::: Data shown

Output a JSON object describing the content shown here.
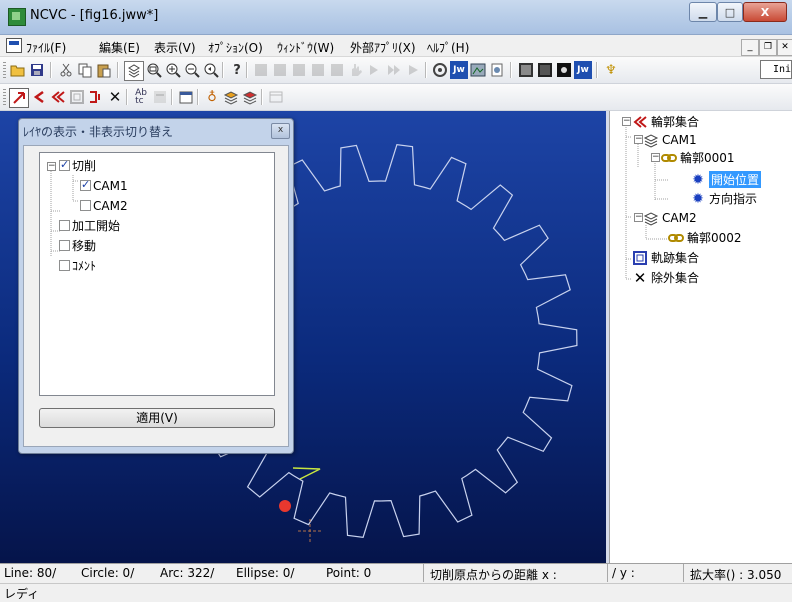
{
  "window": {
    "title": "NCVC - [fig16.jww*]",
    "minimize": "▁",
    "maximize": "□",
    "close": "X"
  },
  "menu": {
    "items": [
      {
        "label": "ﾌｧｲﾙ(F)"
      },
      {
        "label": "編集(E)"
      },
      {
        "label": "表示(V)"
      },
      {
        "label": "ｵﾌﾟｼｮﾝ(O)"
      },
      {
        "label": "ｳｨﾝﾄﾞｳ(W)"
      },
      {
        "label": "外部ｱﾌﾟﾘ(X)"
      },
      {
        "label": "ﾍﾙﾌﾟ(H)"
      }
    ],
    "mdi_min": "_",
    "mdi_restore": "❐",
    "mdi_close": "✕"
  },
  "toolbar": {
    "init_label": "Init.mnc"
  },
  "layer_dialog": {
    "title": "ﾚｲﾔの表示・非表示切り替え",
    "close": "x",
    "items": [
      {
        "label": "切削",
        "checked": true
      },
      {
        "label": "CAM1",
        "checked": true
      },
      {
        "label": "CAM2",
        "checked": false
      },
      {
        "label": "加工開始",
        "checked": false
      },
      {
        "label": "移動",
        "checked": false
      },
      {
        "label": "ｺﾒﾝﾄ",
        "checked": false
      }
    ],
    "apply_label": "適用(V)"
  },
  "tree": {
    "root": "輪郭集合",
    "cam1": "CAM1",
    "outline1": "輪郭0001",
    "start_pos": "開始位置",
    "direction": "方向指示",
    "cam2": "CAM2",
    "outline2": "輪郭0002",
    "trajectory": "軌跡集合",
    "exclusion": "除外集合"
  },
  "status": {
    "line": "Line:   80/",
    "circle": "Circle:   0/",
    "arc": "Arc:  322/",
    "ellipse": "Ellipse:    0/",
    "point": "Point:    0",
    "distance_label": "切削原点からの距離 x :",
    "y_label": "/ y :",
    "zoom_label": "拡大率() : 3.050",
    "ready": "レディ"
  },
  "colors": {
    "canvas_top": "#1d44a6",
    "canvas_bottom": "#05144a",
    "gear_stroke": "#c8d2ee",
    "marker": "#e8382e",
    "direction_arrow": "#c8e640",
    "selected": "#3399ff"
  }
}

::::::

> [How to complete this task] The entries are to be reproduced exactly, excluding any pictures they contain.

> [Response to this exercise]
Output a JSON object describing the content shown here.
{
  "window": {
    "title": "NCVC - [fig16.jww*]",
    "minimize": "▁",
    "maximize": "□",
    "close": "X"
  },
  "menu": {
    "items": [
      {
        "label": "ﾌｧｲﾙ(F)"
      },
      {
        "label": "編集(E)"
      },
      {
        "label": "表示(V)"
      },
      {
        "label": "ｵﾌﾟｼｮﾝ(O)"
      },
      {
        "label": "ｳｨﾝﾄﾞｳ(W)"
      },
      {
        "label": "外部ｱﾌﾟﾘ(X)"
      },
      {
        "label": "ﾍﾙﾌﾟ(H)"
      }
    ],
    "mdi_min": "_",
    "mdi_restore": "❐",
    "mdi_close": "✕"
  },
  "toolbar": {
    "init_label": "Init.mnc"
  },
  "layer_dialog": {
    "title": "ﾚｲﾔの表示・非表示切り替え",
    "close": "x",
    "items": [
      {
        "label": "切削",
        "checked": true
      },
      {
        "label": "CAM1",
        "checked": true
      },
      {
        "label": "CAM2",
        "checked": false
      },
      {
        "label": "加工開始",
        "checked": false
      },
      {
        "label": "移動",
        "checked": false
      },
      {
        "label": "ｺﾒﾝﾄ",
        "checked": false
      }
    ],
    "apply_label": "適用(V)"
  },
  "tree": {
    "root": "輪郭集合",
    "cam1": "CAM1",
    "outline1": "輪郭0001",
    "start_pos": "開始位置",
    "direction": "方向指示",
    "cam2": "CAM2",
    "outline2": "輪郭0002",
    "trajectory": "軌跡集合",
    "exclusion": "除外集合"
  },
  "status": {
    "line": "Line:   80/",
    "circle": "Circle:   0/",
    "arc": "Arc:  322/",
    "ellipse": "Ellipse:    0/",
    "point": "Point:    0",
    "distance_label": "切削原点からの距離 x :",
    "y_label": "/ y :",
    "zoom_label": "拡大率() : 3.050",
    "ready": "レディ"
  },
  "colors": {
    "canvas_top": "#1d44a6",
    "canvas_bottom": "#05144a",
    "gear_stroke": "#c8d2ee",
    "marker": "#e8382e",
    "direction_arrow": "#c8e640",
    "selected": "#3399ff"
  }
}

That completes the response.